*WHAT NEEDS TO BE DONE*: The required answer is every line of the data containing the word "Shift".
▽
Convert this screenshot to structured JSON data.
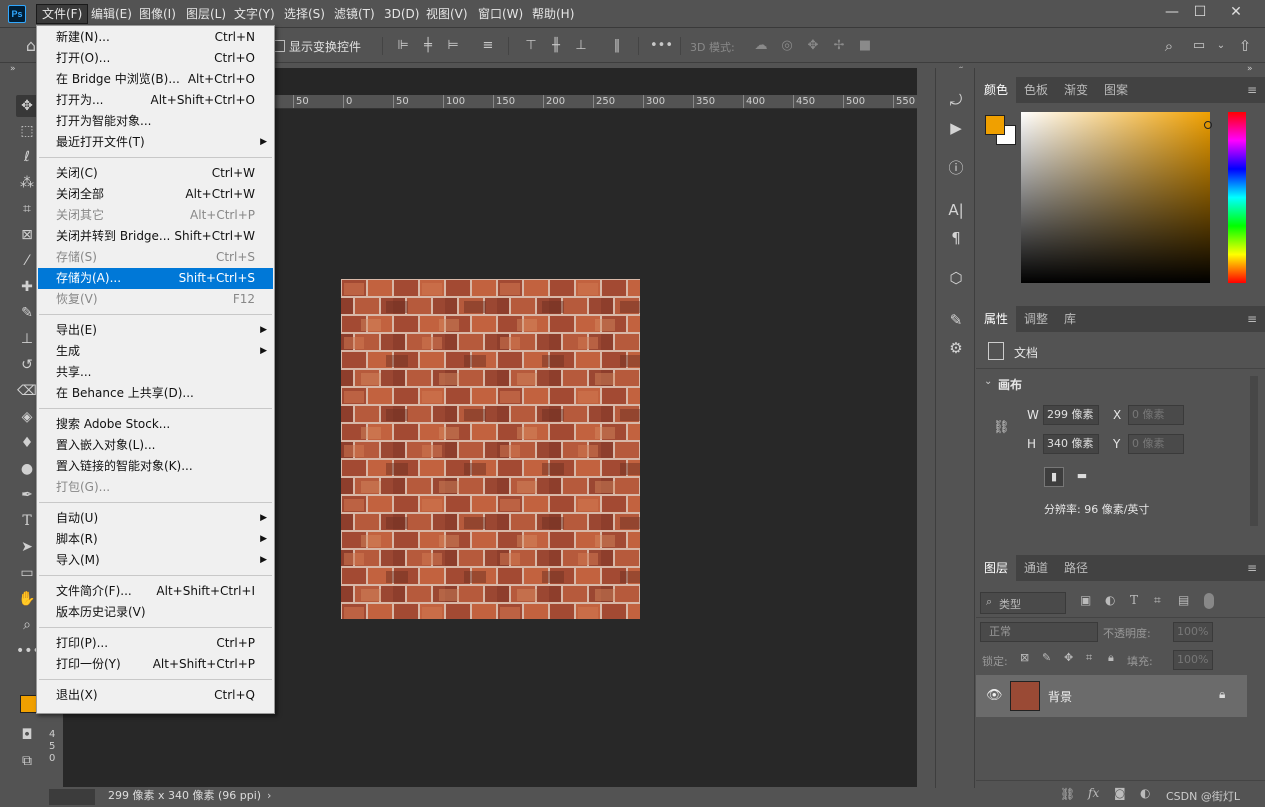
{
  "app": {
    "logo": "Ps"
  },
  "menubar": {
    "items": [
      "文件(F)",
      "编辑(E)",
      "图像(I)",
      "图层(L)",
      "文字(Y)",
      "选择(S)",
      "滤镜(T)",
      "3D(D)",
      "视图(V)",
      "窗口(W)",
      "帮助(H)"
    ],
    "window_controls": {
      "minimize": "—",
      "restore": "☐",
      "close": "✕"
    }
  },
  "optionsbar": {
    "show_transform_label": "显示变换控件",
    "mode3d_label": "3D 模式:"
  },
  "ruler": {
    "top_ticks": [
      "50",
      "0",
      "50",
      "100",
      "150",
      "200",
      "250",
      "300",
      "350",
      "400",
      "450",
      "500",
      "550"
    ],
    "left_ticks": [
      "4",
      "5",
      "0"
    ]
  },
  "filemenu": {
    "items": [
      {
        "label": "新建(N)...",
        "shortcut": "Ctrl+N"
      },
      {
        "label": "打开(O)...",
        "shortcut": "Ctrl+O"
      },
      {
        "label": "在 Bridge 中浏览(B)...",
        "shortcut": "Alt+Ctrl+O"
      },
      {
        "label": "打开为...",
        "shortcut": "Alt+Shift+Ctrl+O"
      },
      {
        "label": "打开为智能对象...",
        "shortcut": ""
      },
      {
        "label": "最近打开文件(T)",
        "shortcut": "",
        "submenu": true
      },
      {
        "sep": true
      },
      {
        "label": "关闭(C)",
        "shortcut": "Ctrl+W"
      },
      {
        "label": "关闭全部",
        "shortcut": "Alt+Ctrl+W"
      },
      {
        "label": "关闭其它",
        "shortcut": "Alt+Ctrl+P",
        "disabled": true
      },
      {
        "label": "关闭并转到 Bridge...",
        "shortcut": "Shift+Ctrl+W"
      },
      {
        "label": "存储(S)",
        "shortcut": "Ctrl+S",
        "disabled": true
      },
      {
        "label": "存储为(A)...",
        "shortcut": "Shift+Ctrl+S",
        "highlighted": true
      },
      {
        "label": "恢复(V)",
        "shortcut": "F12",
        "disabled": true
      },
      {
        "sep": true
      },
      {
        "label": "导出(E)",
        "shortcut": "",
        "submenu": true
      },
      {
        "label": "生成",
        "shortcut": "",
        "submenu": true
      },
      {
        "label": "共享...",
        "shortcut": ""
      },
      {
        "label": "在 Behance 上共享(D)...",
        "shortcut": ""
      },
      {
        "sep": true
      },
      {
        "label": "搜索 Adobe Stock...",
        "shortcut": ""
      },
      {
        "label": "置入嵌入对象(L)...",
        "shortcut": ""
      },
      {
        "label": "置入链接的智能对象(K)...",
        "shortcut": ""
      },
      {
        "label": "打包(G)...",
        "shortcut": "",
        "disabled": true
      },
      {
        "sep": true
      },
      {
        "label": "自动(U)",
        "shortcut": "",
        "submenu": true
      },
      {
        "label": "脚本(R)",
        "shortcut": "",
        "submenu": true
      },
      {
        "label": "导入(M)",
        "shortcut": "",
        "submenu": true
      },
      {
        "sep": true
      },
      {
        "label": "文件简介(F)...",
        "shortcut": "Alt+Shift+Ctrl+I"
      },
      {
        "label": "版本历史记录(V)",
        "shortcut": ""
      },
      {
        "sep": true
      },
      {
        "label": "打印(P)...",
        "shortcut": "Ctrl+P"
      },
      {
        "label": "打印一份(Y)",
        "shortcut": "Alt+Shift+Ctrl+P"
      },
      {
        "sep": true
      },
      {
        "label": "退出(X)",
        "shortcut": "Ctrl+Q"
      }
    ]
  },
  "colorpanel": {
    "tabs": [
      "颜色",
      "色板",
      "渐变",
      "图案"
    ],
    "foreground": "#f0a000",
    "background": "#ffffff"
  },
  "propertiespanel": {
    "tabs": [
      "属性",
      "调整",
      "库"
    ],
    "doc_label": "文档",
    "section": "画布",
    "w_label": "W",
    "w_value": "299 像素",
    "x_label": "X",
    "x_value": "0 像素",
    "h_label": "H",
    "h_value": "340 像素",
    "y_label": "Y",
    "y_value": "0 像素",
    "resolution": "分辨率: 96 像素/英寸"
  },
  "layerspanel": {
    "tabs": [
      "图层",
      "通道",
      "路径"
    ],
    "filter_label": "类型",
    "blend_mode": "正常",
    "opacity_label": "不透明度:",
    "opacity_value": "100%",
    "lock_label": "锁定:",
    "fill_label": "填充:",
    "fill_value": "100%",
    "layers": [
      {
        "name": "背景"
      }
    ],
    "watermark": "CSDN @街灯L"
  },
  "status": {
    "text": "299 像素 x 340 像素 (96 ppi)"
  }
}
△
*ANSWER SPACE*:
        "shortcut": "Alt+Shift+Ctrl+O"
        "shortcut": "Shift+Ctrl+W"
        "shortcut": "Shift+Ctrl+S",
        "shortcut": "Alt+Shift+Ctrl+I"
        "shortcut": "Alt+Shift+Ctrl+P"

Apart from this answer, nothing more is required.